United States District Court, E.D. Virginia, Alexandria Division
Plaintiff, represented by Rebeca H. Bellows, United States
Attorney's Office & William Sloan, U.S. Attorney's
O'GRADY, District Judge.
matter comes before the Court on Defendant Jeff
Mbuenchu's Rule 29(c) Motion for Acquittal. The Court
held a hearing on this Motion on June 24, 2016. For the
reasons outlined below, and as stated in Court, the Court
ORDERS that the Motion is DENIED.
November 23, 2015, after a five-day jury trial, Jeff Mbuenchu
was convicted by a jury of his peers of three
â¢ Count One: conspiracy to distribute controlled substance in

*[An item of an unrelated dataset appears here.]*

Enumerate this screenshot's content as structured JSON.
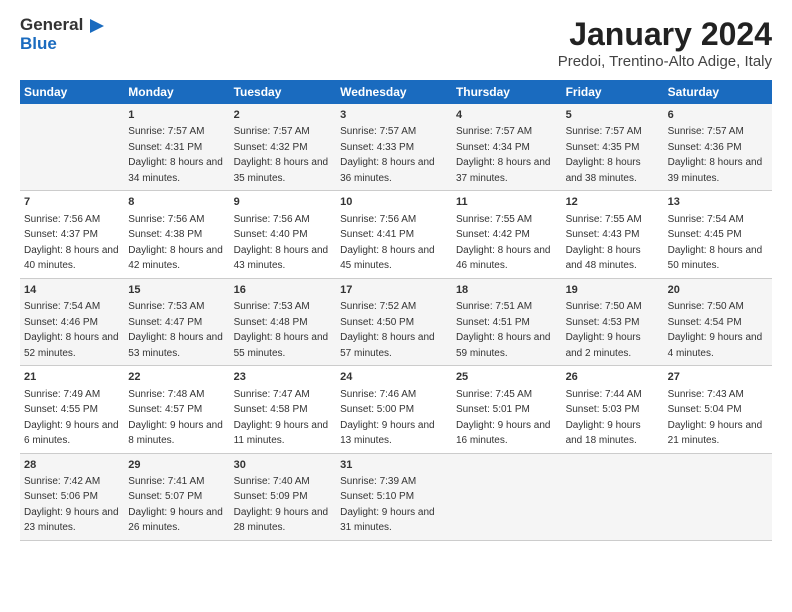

violation of 21 U.S.C. Â§Â§ 841(a)(1), 846; and
â¢ Counts Six and Seven: using and carrying firearms in
furtherance of drug trafficking crimes, in violation of 18
U.S.C. Â§ 924(c).
early December of 2015, Mbuenchu filed a pro se
motion for judgment of acquittal. Dkt. No. 79. On March 1,
2016, Mbuenchu's trial counsel filed a motion to
withdraw, Dkt. No. 121, which the Court granted, Dkt. No.
122. The Court then appointed Mbuenchu new counsel. Dkt. No.
123. The Court also granted Mbuenchu's new counsel leave
to supplement Mbuenchu's pro se Motion for
acquittal. Dkt. No. 150. After the new defense counsel filed
a supplemental brief, the government filed a response in
opposition to the Motion. Dkt. No. 154. Defense counsel then
filed a reply brief, Dkt No. 156, and the Court heard oral
argument on the Motion on June 24, 2016.
of the Federal Rules of Criminal Procedure ("Rule
29") provides that "[i]f the jury has returned a
guilty verdict, the court may set aside the verdict and enter
an acquittal" when the defendant successfully challenges
the sufficiency of the evidence used to convict him. Fed. R.
Crim. P. 29(c)(2). A defendant making a Rule 29 motion
challenging the sufficiency of the evidence carries a heavy
burden. United States v. Beidler, 110 F.3d 1064,
1067 (4th Cir. 1997) (citation omitted). The Fourth Circuit
has dictated that, in analyzing a Rule 29 motion, a district
court should inquire whether "any rational trier of fact
could have found the essential elements of the crime beyond a
reasonable doubt." United States v. Johnson, 55
F.3d 976, 979 (4th Cir. 1995) (quoting Jackson v.
Virginia, 443 U.S. 307, 319 (1979)). A court should also
give deference to the trier of fact. Id. This
requires the court to "construe the evidence in the
light most favorable to the Government, assuming its
credibility, drawing all favorable inferences from it, and
taking into account all the evidence, however adduced."
Whether the evidence is insufficient to sustain the verdict
as to Count One: conspiracy to distribute a controlled
first argues that he should be acquitted of Count One because
he did not participate in a conspiracy to distribute
controlled substances. The parties agree that "the
government was required to establish beyond a reasonable
doubt that: (1) an agreement to distribute and possess
[controlled substances] with intent to distribute existed
between two or more persons; (2) the defendant knew of the
conspiracy; and (3) the defendant knowingly and voluntarily
became a part of this conspiracy.'" United
States v. Yearwood, 518 F.3d 220, 225-26 (4th Cir. 2008)
(quoting United States v. Burgos, 94 F.3d 849, 857
(en banc) (4th Cir. 1996)). After all the evidence was
presented at trial and the Court instructed the jury on the
crime of conspiracy, the jury found Mbuenchu guilty of
participating in a conspiracy to distribute marijuana, MDMA,
BZP and Foxy Methoxy.
United States Court of Appeals for the Fourth Circuit has
recognized that "conspiracy is usually proven by
circumstantial evidence" because conspiracy, by its
nature, is "clandestine and covert." Id
(quoting Burgos, 94 F.3d at 857).
"Circumstantial evidence tending to prove a conspiracy
may consist of a defendant's relationship with other
members of the conspiracy, the length of this association,
[the defendant's] attitude [and] conduct, and the nature
of the conspiracy." Id. (quotations omitted).
After reviewing the evidence presented at trial, the Court
concludes that there was plainly ...